Mary Shapiro, Chairman of the U.S. Securities and Exchange Commission (SEC), gave a speech at the Securities Industry and Financial Markets Association (SIFMA) annual meeting yesterday signaling the agency’s priorities in the coming months and years. Key issues raised by Chairman Shapiro include revitalizing enforcement efforts, the need for forthrightness in consumer products, as well as filling gaps in regulation, among others. The message for her audience was clear, reforms are coming, they are going to be game changers, and investors are to be the raison d’etre of each and every change.
Enforcement is a key feature in Chairman Shapiro’s drive to restore investor confidence in the financial sector. The SEC is currently in the process of internal restructuring, the goal of which is to increase the SEC’s capacity to investigate wayward broker-dealers and investment advisors. Rob Khuzami, head of enforcement at the SEC has removed an entire layer of management, thus allowing the redistribution of dozens of attorneys back to the, “front lines.”
In addition to the need for greater enforcement, Chairman Shapiro clearly has her eye on new rules and regulations aimed at helping investors understand the very products in which they are putting their hard-earned capital. All too often, new and innovative financial products are failing to provide simple, clear disclosures of risk to investors. In Chairman Shapiro’s words, “America’s investors and future retirees deserve products that they can understand and evaluate.” Specifically, target date funds and securitized life settlements will be thoroughly scrutinized.
Regulatory gaps are one issue that many advocates for investor’s rights hope Chairman Shapiro will address posthaste. Hedge funds have been largely unregulated in the past, and many have been hit with sharp declines in assets in response to the current economic crisis. Sadly, due to lack of regulation, it has been next to impossible to monitor the risk and potential illicit activity perpetrated by hedge fund managers. Recent headlines, such as the Galleon Group scandal, may have been avoided if sufficient regulations existed.

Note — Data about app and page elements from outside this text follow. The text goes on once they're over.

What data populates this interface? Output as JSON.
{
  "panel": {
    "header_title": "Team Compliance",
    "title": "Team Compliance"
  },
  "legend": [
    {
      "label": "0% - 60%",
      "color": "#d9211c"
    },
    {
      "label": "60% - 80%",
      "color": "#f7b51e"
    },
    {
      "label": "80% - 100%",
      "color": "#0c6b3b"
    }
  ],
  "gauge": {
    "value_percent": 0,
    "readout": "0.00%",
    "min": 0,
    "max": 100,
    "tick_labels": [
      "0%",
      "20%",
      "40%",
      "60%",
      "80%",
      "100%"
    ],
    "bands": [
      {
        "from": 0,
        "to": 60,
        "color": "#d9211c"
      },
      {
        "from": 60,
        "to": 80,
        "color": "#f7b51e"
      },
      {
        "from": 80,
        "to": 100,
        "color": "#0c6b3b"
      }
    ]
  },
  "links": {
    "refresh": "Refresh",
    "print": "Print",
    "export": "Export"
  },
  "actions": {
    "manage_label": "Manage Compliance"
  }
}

The SEC also sees a need for a common fiduciary standard for broker-dealers and independent advisors. As Chairman Shapiro points out, “investors don’t make a distinction between the two [brokers and advisors] – and neither should we.” While many have echoed such sentiments, among them Richard Ketchum, Chairman of the Financial Industry Regulatory Authority (FINRA) as well as countless securities attorneys, it remains to be seen if words will beget action. Her words were forceful, however, and being that her audience included many leaders of the very financial firms she hopes to greater regulate, one can hope they take note.